Julienne Weegels (Haarlem, 1987) is assistant professor of Latin American Studies at CEDLA as of August 2020. She is an ethnographer with a BA in Cultural Anthropology and Development Sociology from the University of Amsterdam (2008), and an MA in Latin American Studies from the CEDLA (2009, cum laude). She obtained her PhD in Social Sciences from the University of Amsterdam AISSR (2018, cum laude) and was a postdoctoral researcher at CEDLA between 2018-2020. She is the current co-convener of the Anthropology of Confinement Network, founding member of the Red de Investigación Penitenciaria de las Américas (APRN-RISPA), and co-organizer of the Global Prisons Research Network. Between 2009 and 2016 she conducted 31 months of field research in Nicaragua with prisoners and former prisoners of three prison facilities. In 2019 she was visiting fellow to the University of Cambridge Institute of Criminology’s Prisons Research Centre (PRC).
Research interests & projects
Julienne is much interested in the politics of (dis)order and the entanglement of violence with governance. Her PhD research focused on Nicaraguan (former) prisoners’ experiences of imprisonment and the state and on their ‘performing’ of violence, governance, masculinities, and change. Simultaneously, however, it also sought to shed light on the development of Nicaragua’s hybrid carceral state and the intimate relation it projects between extralegality and the exercise of (state) power. This research culminated in the manuscript ‘Performing Prison: Power, Agency, and Co-Governance in Nicaraguan Prisons’.
At present, following the 2018 anti-government protests, Julienne is conducting research on practices of (state) violence and authoritarianism in Nicaragua. This research project takes the key findings and material from her prisons research as its point of departure, combining it with new research on the changing practices and understandings of policing and confinement in Nicaragua today. In particular, it investigates the government’s strategies of repression and negotiation, as well as its crisis in legitimacy at the hand of its para-state organization, while also seeking to understand the protesters’ divergent claims to the state under the banner of 'justicia'. In doing so, it focuses on three areas:

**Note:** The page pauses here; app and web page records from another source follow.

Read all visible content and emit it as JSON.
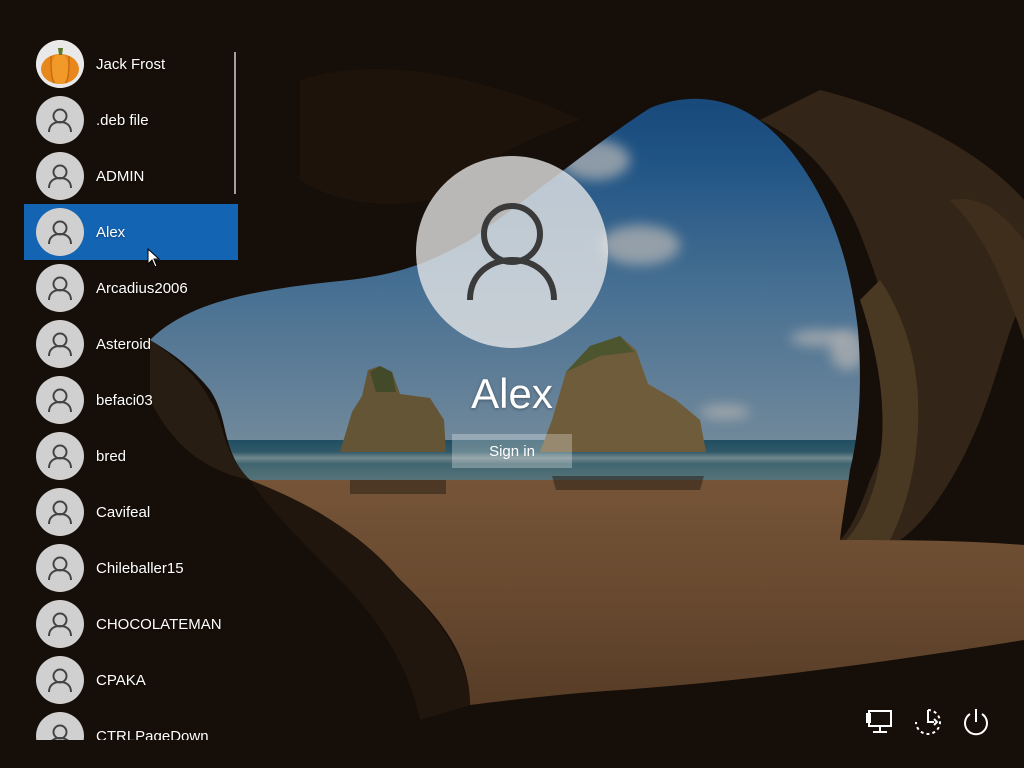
{
  "users": [
    {
      "name": "Jack Frost",
      "avatar": "pumpkin-picture"
    },
    {
      "name": ".deb file",
      "avatar": "default-user-icon"
    },
    {
      "name": "ADMIN",
      "avatar": "default-user-icon"
    },
    {
      "name": "Alex",
      "avatar": "default-user-icon",
      "selected": true
    },
    {
      "name": "Arcadius2006",
      "avatar": "default-user-icon"
    },
    {
      "name": "Asteroid",
      "avatar": "default-user-icon"
    },
    {
      "name": "befaci03",
      "avatar": "default-user-icon"
    },
    {
      "name": "bred",
      "avatar": "default-user-icon"
    },
    {
      "name": "Cavifeal",
      "avatar": "default-user-icon"
    },
    {
      "name": "Chileballer15",
      "avatar": "default-user-icon"
    },
    {
      "name": "CHOCOLATEMAN",
      "avatar": "default-user-icon"
    },
    {
      "name": "CPAKA",
      "avatar": "default-user-icon"
    },
    {
      "name": "CTRLPageDown",
      "avatar": "default-user-icon"
    }
  ],
  "selected_user": {
    "name": "Alex",
    "sign_in_label": "Sign in"
  },
  "system_buttons": [
    {
      "icon": "network-icon"
    },
    {
      "icon": "ease-of-access-icon"
    },
    {
      "icon": "power-icon"
    }
  ],
  "colors": {
    "selection": "#1464b4",
    "avatar_bg": "#d0d0d0"
  }
}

In 2021, with a Global Digital Cultures (GDC) seed grant award, Julienne also started the project "P(R)OTESTAS: The Politics and Aesthetics of Digital Authoritarianism and Protest in the Global South" together with anthropologist Yatun Sastramidjaja and film studies PhD student Luisa Gonzalez Valencia. Updates on this research project can be found here.
Julienne is also co-organiser of the ILLICITIES City-Making and Organised Crime project set up by Frank Muller of the Centre for Urban Studies. We currently host an "Emergent Conversation" blog on the Political and Legal Anthropology journal website. At this moment, we have an open call for abstracts for a special issue with the Journal of Illicit Economies and Development (deadline for abstract submissions 20 May 2021).
Julienne is open to (co-)supervise MA/MSc and PhD projects in the areas of social/political anthropology, critical criminology and/or international development studies on themes related to imprisonment; policing/crime control/criminalization; governance; corruption; violence; authoritarianism; migration; and/or (intersectional approaches to) gender/sexuality, preferably from an ethnographic perspective (can also be digital) and/or with a regional focus on Latin America or Central America. Feel free to reach out for a talk!